Pennsylvania Assembly: Reply to the Governor
Printed in Votes and Proceedings of the House of Representatives, 1754–1755 (Philadelphia, 1755), p. 117.
Col. Thomas Dunbar, commander of Braddock’s army after the defeat on the Monongahela, decided to withdraw his demoralized troops instead of making a new attack from Fort Cumberland, and on July 16 informed Governor Morris that he planned to bring two regiments into winter quarters at Philadelphia. He asked for quarters for 100 officers, 1200 men, and a hospital.7 Morris, dismayed not only by the problem of billeting so large a force but also by the prospect of leaving the frontier undefended,8 laid the matter before the Assembly on July 28. Franklin, James Wright, and John Wright were appointed to prepare an answer.
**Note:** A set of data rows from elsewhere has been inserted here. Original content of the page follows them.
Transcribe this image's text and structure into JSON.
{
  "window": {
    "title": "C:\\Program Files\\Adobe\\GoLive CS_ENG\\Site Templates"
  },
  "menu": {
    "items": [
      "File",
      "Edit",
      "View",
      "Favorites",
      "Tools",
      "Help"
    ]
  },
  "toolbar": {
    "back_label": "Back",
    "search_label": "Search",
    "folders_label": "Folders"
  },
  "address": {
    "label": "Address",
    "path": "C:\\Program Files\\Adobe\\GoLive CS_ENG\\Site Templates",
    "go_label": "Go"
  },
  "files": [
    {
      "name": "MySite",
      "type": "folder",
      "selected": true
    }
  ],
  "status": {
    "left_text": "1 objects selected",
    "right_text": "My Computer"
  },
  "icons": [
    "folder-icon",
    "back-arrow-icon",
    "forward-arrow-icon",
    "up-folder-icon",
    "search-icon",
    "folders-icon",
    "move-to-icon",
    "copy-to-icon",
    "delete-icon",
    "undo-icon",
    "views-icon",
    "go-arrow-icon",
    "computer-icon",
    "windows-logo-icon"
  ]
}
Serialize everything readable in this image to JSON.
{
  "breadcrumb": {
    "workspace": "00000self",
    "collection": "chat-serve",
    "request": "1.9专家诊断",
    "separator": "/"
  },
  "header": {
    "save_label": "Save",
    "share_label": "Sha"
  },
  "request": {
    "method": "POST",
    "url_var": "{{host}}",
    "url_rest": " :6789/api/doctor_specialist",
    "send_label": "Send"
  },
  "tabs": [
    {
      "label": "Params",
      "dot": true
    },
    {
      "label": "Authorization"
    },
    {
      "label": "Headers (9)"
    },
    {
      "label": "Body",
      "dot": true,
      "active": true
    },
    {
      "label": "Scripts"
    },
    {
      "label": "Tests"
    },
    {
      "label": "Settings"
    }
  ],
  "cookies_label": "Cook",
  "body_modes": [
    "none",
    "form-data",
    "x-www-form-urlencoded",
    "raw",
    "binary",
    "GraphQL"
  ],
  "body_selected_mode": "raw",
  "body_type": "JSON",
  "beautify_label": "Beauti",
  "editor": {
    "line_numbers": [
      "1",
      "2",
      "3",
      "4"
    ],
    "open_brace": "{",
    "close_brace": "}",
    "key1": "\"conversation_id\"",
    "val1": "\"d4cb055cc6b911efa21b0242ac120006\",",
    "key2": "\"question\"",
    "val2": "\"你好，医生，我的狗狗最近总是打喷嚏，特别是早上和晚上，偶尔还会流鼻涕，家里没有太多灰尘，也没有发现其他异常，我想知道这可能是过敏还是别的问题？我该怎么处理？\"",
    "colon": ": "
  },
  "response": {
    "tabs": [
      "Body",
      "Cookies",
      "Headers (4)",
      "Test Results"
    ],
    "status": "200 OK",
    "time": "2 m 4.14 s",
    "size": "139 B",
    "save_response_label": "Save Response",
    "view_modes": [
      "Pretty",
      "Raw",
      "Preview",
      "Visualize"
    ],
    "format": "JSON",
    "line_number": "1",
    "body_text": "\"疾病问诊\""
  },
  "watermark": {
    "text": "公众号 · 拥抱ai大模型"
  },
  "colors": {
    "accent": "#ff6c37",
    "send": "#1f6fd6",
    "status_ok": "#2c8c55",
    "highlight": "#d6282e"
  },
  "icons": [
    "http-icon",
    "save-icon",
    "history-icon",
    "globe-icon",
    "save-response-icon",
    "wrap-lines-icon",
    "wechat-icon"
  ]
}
It was approved and sent to the Governor the same day. Morris forwarded a copy of it to Dunbar, with his own urgent appeal to reconsider and keep his troops west of the Susquehanna where they could be easily supplied, for defense against the French and Indians.9
A bill extending the quartering provisions of the British Mutiny Act to Pennsylvania was enacted on August 15, but when Dunbar’s troops were in Philadelphia, August 29 to October 1, on their way to New York, they encamped on Society Hill and thus did not need quarters in town.10
[July 28, 1755]
May it please the Governor,
We have considered that Part of the Governor’s Message relating to the proposed March of Colonel Dunbar’s Forces from Fort Cumberland to Philadelphia; and as the People on the Frontiers are at present under great Apprehensions of Danger, and ready to abandon their Settlements; and those Forces, if properly disposed, might contribute very much to their Security, and be as well provided with every Thing, as they could be at Philadelphia; and as there are yet several Months in which the Weather in this Climate is commonly such as that it is not absolutely necessary Men should go into Quarters; we would request the Governor to take the Steps that may be proper to procure a Disposition of the Troops in such Places, as may be most suitable for the Protection of the Frontier Inhabitants of this and the neighbouring Colonies, at least till the Approach of Winter.
7. Pa. Col. Recs., VI, 499.
8. See, for example, Morris’ letters to Sir Thomas Robinson and Governor Shirley, July. 30, 1755, and to Dunbar and Thomas Penn, July 31, ibid., pp. 511–12, 513–14, 515–16, 517–18.
9. The Wright brothers represented in the Assembly respectively Lancaster and York Counties, two of the most exposed areas.
10. Statutes at Large, V, 194–5; Pa. Gaz., Sept. 4 and 25, and Oct. 2, 1755. A serious dispute over quartering in Philadelphia took place in December 1756.